Friday, June 4, 2010 at 8:50 a.m.
WHY's core: (left to right) Doug McDiarmid, Yoni Wolf, Josiah Wolf.
The Hype: The Berekley trio (quartet for tours) have been pushing music writers to come up with new ways to say "unclassifiable" without actually saying the word "unclassifiable" for a good while now (since '97 says Wikipedia, but no one was paying attention back then). Essentially, WHY? is the son of a rabbi rapping/yowling brilliantly repulsive, confessional narratives over a hip-hop/indie rock band. Their latest, 2009's Eskimo Snow, saw vocalist Yoni Wolf go darker than ever and the band go moodier and less boom-bappy.
WHY? never let one fact get far from our minds: Pomona was the last stop on their tour. So go out with a bang, a la one of the many suicidal characters from Wolf's lyrics, right? Nah, not really. "I didn't get much sleep last night," Wolf said towards the beginning of the show. He was tired. It showed.
That's not to say he wasn't trying to present some energy up there. In his pseudo-coke-bottle glasses and colorful, western button-down, he swayed and air-guitared and shook maracas when appropriate. But you could tell these were moves he'd done time and time before. Each fist towards the ceiling looked like a product of 10 percent enthusiasm, 15 percent showmanship, and 75 percent muscle memory.
But WHY?'s not about the visuals, anyway. The main attraction is Wolf's lyrics, and even if he didn't drool them with the quivering self-loathing you imagine when you listen to his albums, the words remained the main attraction of the show last night. He enunciated but kept his flow, allowing the audience to pick up on some lines that they may have even missed in their home listening (Example: I was never clear on what came after "two first names and an ampersand" on "These Few Presidents." Now it's so obvious: "embroidered proudly on a kitchen towel." Duh!). And so, as hoped for, it was a concert of grim, strange singalongs--the kind of show where the music could dim, the singer could turn his mic towards the crowd and the room would hiss back a line like, "Yours is a funeral I'd fly to from anywhere."

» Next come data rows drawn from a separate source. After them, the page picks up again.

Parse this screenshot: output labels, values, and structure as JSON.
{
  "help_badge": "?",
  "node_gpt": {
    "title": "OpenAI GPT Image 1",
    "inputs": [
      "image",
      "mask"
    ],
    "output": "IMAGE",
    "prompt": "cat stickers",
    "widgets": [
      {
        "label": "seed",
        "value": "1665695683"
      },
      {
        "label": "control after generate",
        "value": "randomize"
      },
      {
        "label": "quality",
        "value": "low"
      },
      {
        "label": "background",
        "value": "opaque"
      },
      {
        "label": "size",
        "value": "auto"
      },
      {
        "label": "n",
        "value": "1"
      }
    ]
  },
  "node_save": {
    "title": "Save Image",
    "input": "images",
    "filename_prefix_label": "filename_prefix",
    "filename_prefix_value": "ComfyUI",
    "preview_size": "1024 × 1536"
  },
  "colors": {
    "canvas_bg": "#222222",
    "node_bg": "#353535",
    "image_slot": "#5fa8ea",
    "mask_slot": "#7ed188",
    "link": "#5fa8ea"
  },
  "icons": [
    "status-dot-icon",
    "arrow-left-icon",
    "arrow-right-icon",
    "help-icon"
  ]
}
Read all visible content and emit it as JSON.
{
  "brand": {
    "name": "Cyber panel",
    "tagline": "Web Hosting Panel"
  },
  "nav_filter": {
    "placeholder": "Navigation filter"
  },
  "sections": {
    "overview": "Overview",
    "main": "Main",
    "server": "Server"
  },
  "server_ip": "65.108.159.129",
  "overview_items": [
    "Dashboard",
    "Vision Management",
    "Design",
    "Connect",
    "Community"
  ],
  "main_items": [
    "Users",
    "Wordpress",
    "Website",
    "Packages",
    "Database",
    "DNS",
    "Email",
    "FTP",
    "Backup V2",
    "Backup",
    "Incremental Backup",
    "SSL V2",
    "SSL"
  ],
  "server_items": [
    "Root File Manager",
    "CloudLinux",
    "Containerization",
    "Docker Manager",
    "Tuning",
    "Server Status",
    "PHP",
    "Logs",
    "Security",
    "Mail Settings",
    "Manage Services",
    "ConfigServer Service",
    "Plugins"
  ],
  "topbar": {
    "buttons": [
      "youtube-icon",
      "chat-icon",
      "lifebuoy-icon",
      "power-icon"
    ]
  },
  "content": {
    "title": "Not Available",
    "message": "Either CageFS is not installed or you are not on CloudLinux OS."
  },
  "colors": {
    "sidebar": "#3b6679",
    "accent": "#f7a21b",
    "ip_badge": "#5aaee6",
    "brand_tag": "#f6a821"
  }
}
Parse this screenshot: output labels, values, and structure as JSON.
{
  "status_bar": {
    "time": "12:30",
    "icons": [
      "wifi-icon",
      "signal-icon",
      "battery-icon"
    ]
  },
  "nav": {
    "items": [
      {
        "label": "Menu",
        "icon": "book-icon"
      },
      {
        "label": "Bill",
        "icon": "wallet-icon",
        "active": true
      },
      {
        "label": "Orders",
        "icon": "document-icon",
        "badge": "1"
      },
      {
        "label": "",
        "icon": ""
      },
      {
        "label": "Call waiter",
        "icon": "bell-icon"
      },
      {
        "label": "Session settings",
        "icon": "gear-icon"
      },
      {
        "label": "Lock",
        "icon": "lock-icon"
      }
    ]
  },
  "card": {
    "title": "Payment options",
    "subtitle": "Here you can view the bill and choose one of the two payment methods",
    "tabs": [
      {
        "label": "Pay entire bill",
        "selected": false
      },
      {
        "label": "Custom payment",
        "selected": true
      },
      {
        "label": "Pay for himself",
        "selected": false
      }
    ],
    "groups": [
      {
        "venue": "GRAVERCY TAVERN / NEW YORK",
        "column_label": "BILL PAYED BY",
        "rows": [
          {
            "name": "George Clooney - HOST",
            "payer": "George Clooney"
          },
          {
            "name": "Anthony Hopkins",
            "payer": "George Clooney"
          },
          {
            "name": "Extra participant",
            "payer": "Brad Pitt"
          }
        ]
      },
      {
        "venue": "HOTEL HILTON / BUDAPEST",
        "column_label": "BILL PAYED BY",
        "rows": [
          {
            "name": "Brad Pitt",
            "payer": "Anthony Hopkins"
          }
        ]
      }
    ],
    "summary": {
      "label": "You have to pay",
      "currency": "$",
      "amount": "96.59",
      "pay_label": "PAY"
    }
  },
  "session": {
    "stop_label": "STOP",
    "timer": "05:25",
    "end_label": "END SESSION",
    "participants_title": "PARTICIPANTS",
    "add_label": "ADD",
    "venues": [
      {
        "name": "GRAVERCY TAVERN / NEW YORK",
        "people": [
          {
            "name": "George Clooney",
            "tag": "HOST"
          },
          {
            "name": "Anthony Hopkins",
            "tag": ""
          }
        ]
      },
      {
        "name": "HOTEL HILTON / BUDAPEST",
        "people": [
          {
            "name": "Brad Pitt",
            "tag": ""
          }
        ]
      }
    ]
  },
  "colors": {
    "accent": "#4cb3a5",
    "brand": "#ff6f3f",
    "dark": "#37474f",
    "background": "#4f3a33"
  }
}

The setlist surprised by drawing very, very lightly from Eskimo Snow and instead of being composed mostly of tracks from 2008's Alopecia. By the end of the hour-and-change show, only four Eskimo Snow songs had been played, and that includes the 1:46 intro track "These Hands." That's not much of a complaint, given that Alopecia is one of the best albums of the past decade and many fans saw Eskimo Snow as a slight step down. But on the other hand, Snow is a more pure representation of a live band's sound, with songs that move organically, almost jazz-like. Each track that they played from it turned out to be a highlight of the night, especially the show-closing whirlwind of "Into the Shadows of My Embrace," which saw drummer Josiah Wolf (Yoni's brother) work himself into an accelerating frenzy over a sputtering guitar solo and the band's trademark xylophone lattice.
That final climax nearly made you forget how heavily the band had been leaning on the considerable strength of its songs--rather than the strength of its own performance--to get through the night earlier. Getting through, that's exactly what they had been doing up to that point. Need proof? Quoth Yoni to the audience when the band returned for its encore: "We were very tired when we got on stage," he said,"and you guys have gotten us through this."
The Verdict: Serviceable at the worst moments, entertaining for the most part and electrifying occasionally, the show demonstrated that what WHY? needs at this point is some kudos (here you go!), a vacation and a batch of new material to get excited about. This was a greatest hits set that proved the band didn't think its latest album was necessarily its greatest.